Here’s a silly question – if you’re not going to look at the score when you play, where should you look? Vocalists typically look out at the audience, as do many instrumental soloists. Pianists (and a few others – cellists, guitarists, etc.) are in a slightly unusual position because they can easily look at their fingers, where all the work is happening, and indeed many do stare at their fingers throughout a recital. But recently I’ve started to wonder if this is really such a good thing. Why do we do it? Apart from large jumps or passages with complicated finger-work, is it really necessary? Surely it must move some of our mental focus away from the quality of the sound and towards the alarming acts of speed and dexterity required?
I always memorise, and I always look at my fingers when I play. Knowing what the hand patterns look like on the keyboard forms a key part of my visual memory of the piece. When I practice away from the keyboard, I can more easily visualise my hands moving over the black and white keys than I can recall the score. When I play in the dark, I focus on what I know my hands look like on the keyboard. I’ve always thought this visual memory useful, providing an extra link between my motor memory and cognitive knowledge of the notes. But is that true? I wonder if focusing on the physical mechanics of sound production and ‘getting all the notes right’ means I am too focused on each individual note or chord, and not sufficiently in tune with the interpretation and phrasing. Would I express the emotional content of the music better if I didn’t focus on my hands to the exclusion of all else, but only glanced down when necessary and concentrated instead on softening my gaze and listening to the sounds?
Ever the experimentalist, I decided to try this out with a new piece – Scarlatti’s wonderful B minor sonata (K.87). The piece is quite fugal in nature, with multiple different voices and very few jumps or large intervals. The hands are often close together but are busily doing different things. Like all of Scarlatti’s astonishing 555 keyboard sonatas, the piece is a single short movement divided into two approximately equal (repeated) halves. Despite its formal Baroque elements and complicated counterpoint, the piece is quite heart-breakingly beautiful. Here’s the wonderful Horowitz playing the piece with his usual aplomb:

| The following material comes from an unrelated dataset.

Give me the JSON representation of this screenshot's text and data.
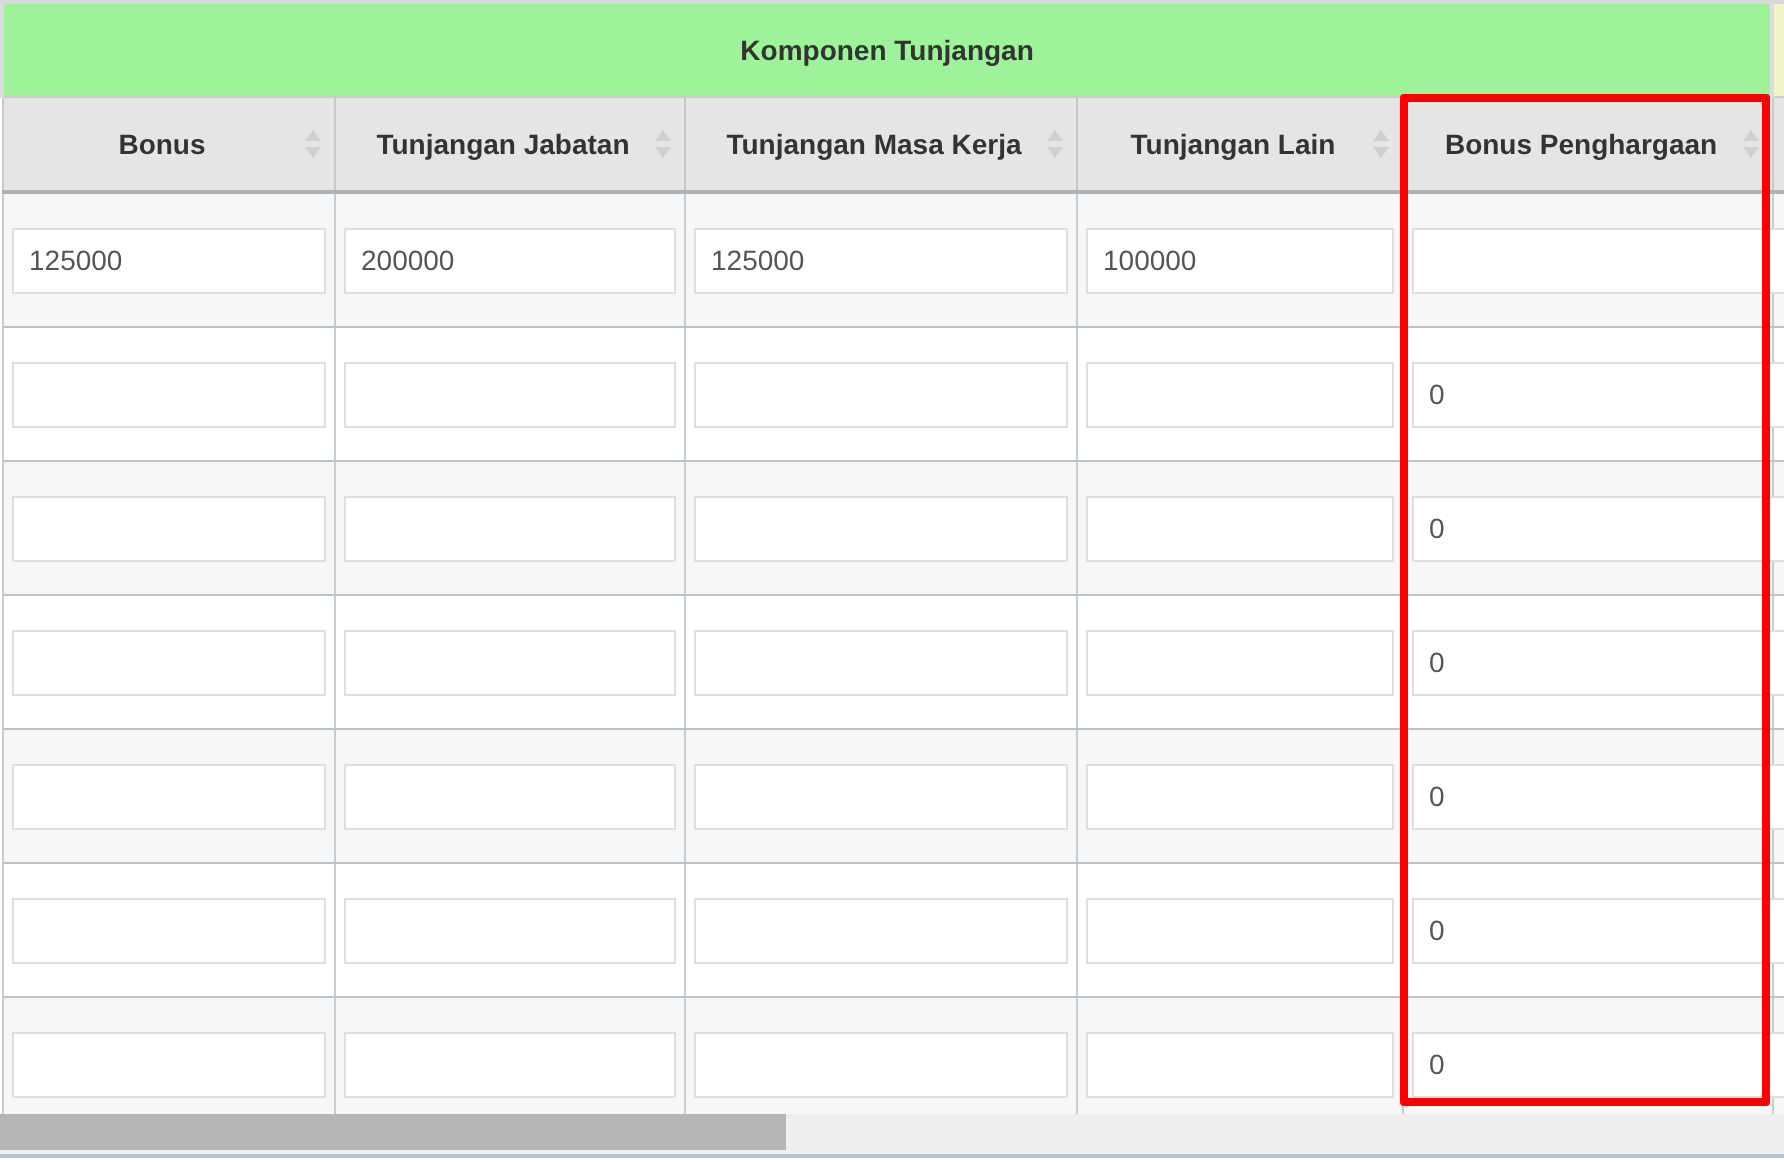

This seemed like the perfect piece to investigate playing without staring at my hands. So I’ve spent the last week or so memorising the piece, and can now play it all without looking at my hands no problem (though so far I haven’t tried it in front of anyone else!). I have to say that I love the freedom of playing and really listening to what’s going on, only focusing on my fingers when I know I need to. I feel more connected with the sound, with the shape of the phrases, and feel more able to bring out different voices. However, at the same time, I feel strangely disconnected from my fingers (until a wrong note brings me crashing back to reality!). I don’t visualise my hands when I’m play, and having memorised it this way, I find it almost distracting to look down and watch my hands meandering over the keyboard! Playing with my eyes shut is wonderful, but I’ve been warned previously that we perceive sound differently when we shut our eyes, and I feel even less connected with the physical action of actually playing the notes. Somewhat ironically, I often find myself looking straight ahead towards the score – though on closer inspection, it usually turns out to be the score of a different piece that I’m completely ignoring! It’s actually nice not to look at anything in particular while playing.
I don’t think I would want to dispense with the visual memory of my hands at the keyboard for most pieces or for performances. But I would like to try to incorporate more freedom into my playing – to eliminate the need to focus on my hands and allow me to concentrate more on shaping the sound. Perhaps this is the first step in that direction.